Heather Child (1911-1997) was described in her obituary in The Independent as 'the most distinguished calligrapher living in England, where her revered master, Edward Johnston (1872-1944), revived the art at the end of the last century. Besides her own work, which stretched over 70 years, she did more than anyone else to 'propagate Johnston's gospel'. She was one of the many calligraphers who worked under the direction of Alfred Fairbank on the Royal Air Force and American Air Force Books of Remembrance, and she designed the heraldry for the Lifeboat Service Memorial Book. Her work in ornamental cartography included a map of the Wessex of Thomas Hardy's Novels, and the map of the Printing Schools of England, presented to Beatrice Warde, and she published the book Decorated Maps in 1956. She illustrated the Collins Pocket Guide to Wild Flowers (1956), and took a special delight in heraldic draughtsmanship, writing the book Heraldic Design (1965).
Her outstanding achievement was her writing on calligraphy. Three editions of Calligraphy Today (1963, 1976 and 1988), a chronicle of its revival, two of The Calligrapher's Handbook (1976, 1985), were all her own work.

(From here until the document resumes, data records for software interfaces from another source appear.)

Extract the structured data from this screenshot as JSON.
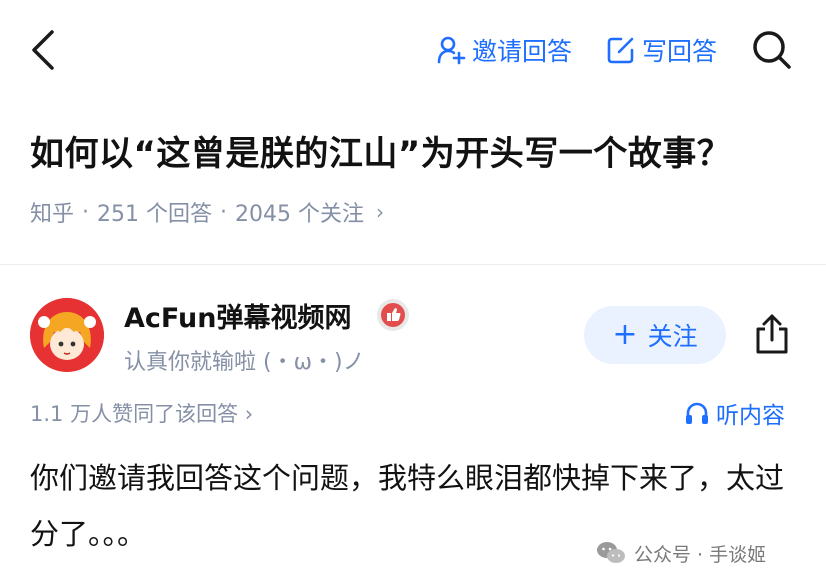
{
  "header": {
    "invite_label": "邀请回答",
    "write_label": "写回答"
  },
  "question": {
    "title": "如何以“这曾是朕的江山”为开头写一个故事？",
    "source": "知乎",
    "answers": "251 个回答",
    "followers": "2045 个关注"
  },
  "answer": {
    "author_name": "AcFun弹幕视频网",
    "author_bio": "认真你就输啦 (・ω・)ノ",
    "follow_label": "关注",
    "likes": "1.1 万人赞同了该回答",
    "listen_label": "听内容",
    "content": "你们邀请我回答这个问题，我特么眼泪都快掉下来了，太过分了。。。"
  },
  "watermark": {
    "text": "公众号 · 手谈姬"
  },
  "colors": {
    "accent": "#1e6fff",
    "meta_gray": "#8590a6",
    "follow_bg": "#eaf2ff"
  }
}
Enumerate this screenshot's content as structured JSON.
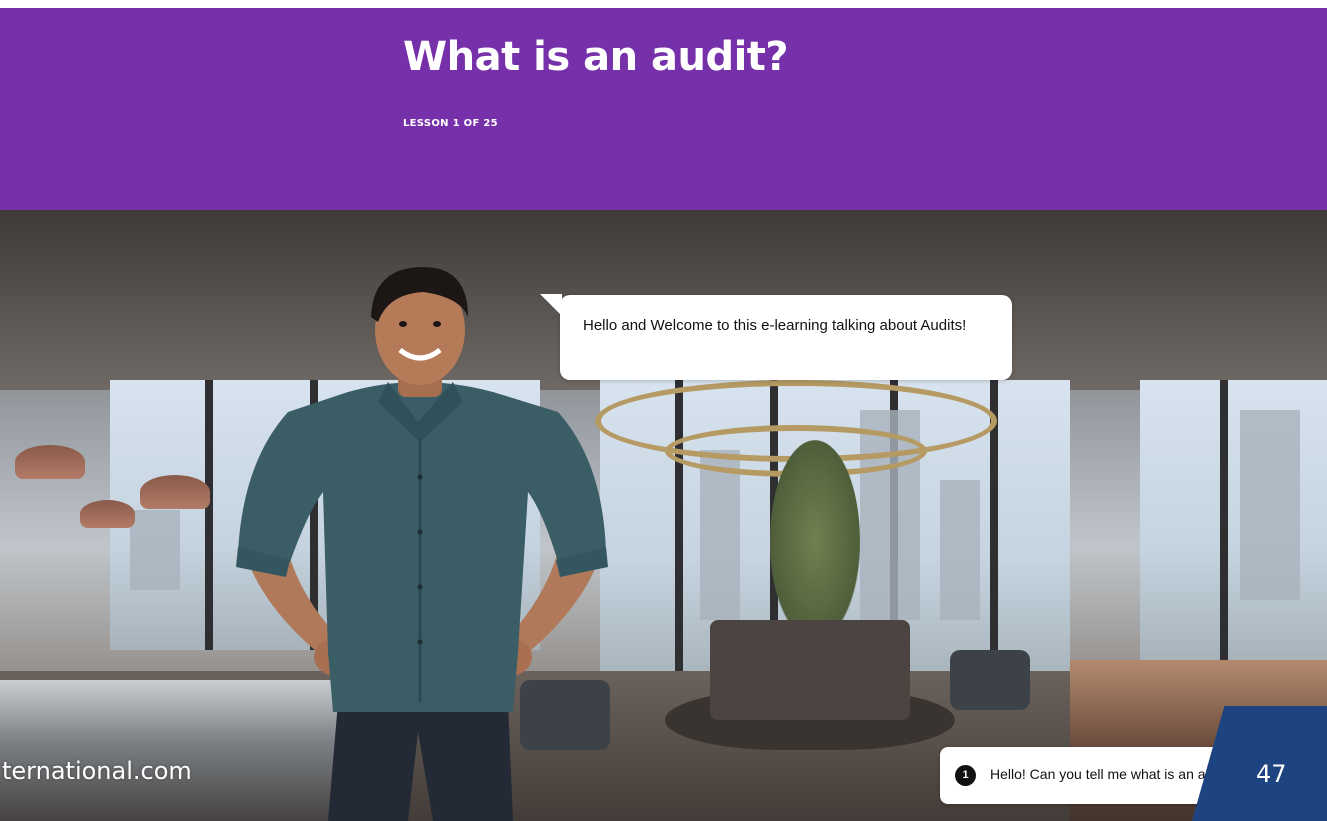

But perhaps even more important was the achievement of finally getting Edward Johnston's long-planned, never-finished, manual of writing into print, Formal Penmanship in 1971 and Lessons in Formal Writing (with Justin Howes) in 1986.
She was the first Chairman of the Society of Scribes and Illuminators in 1964, reorganising it in the difficult period after the resignation of Alfred Fairbank from the presidency, and again in 1971. She was also Chairman of the Federation of British Craft Societies and a trustee both of the Art Workers' Guild and the Crafts Study Centre.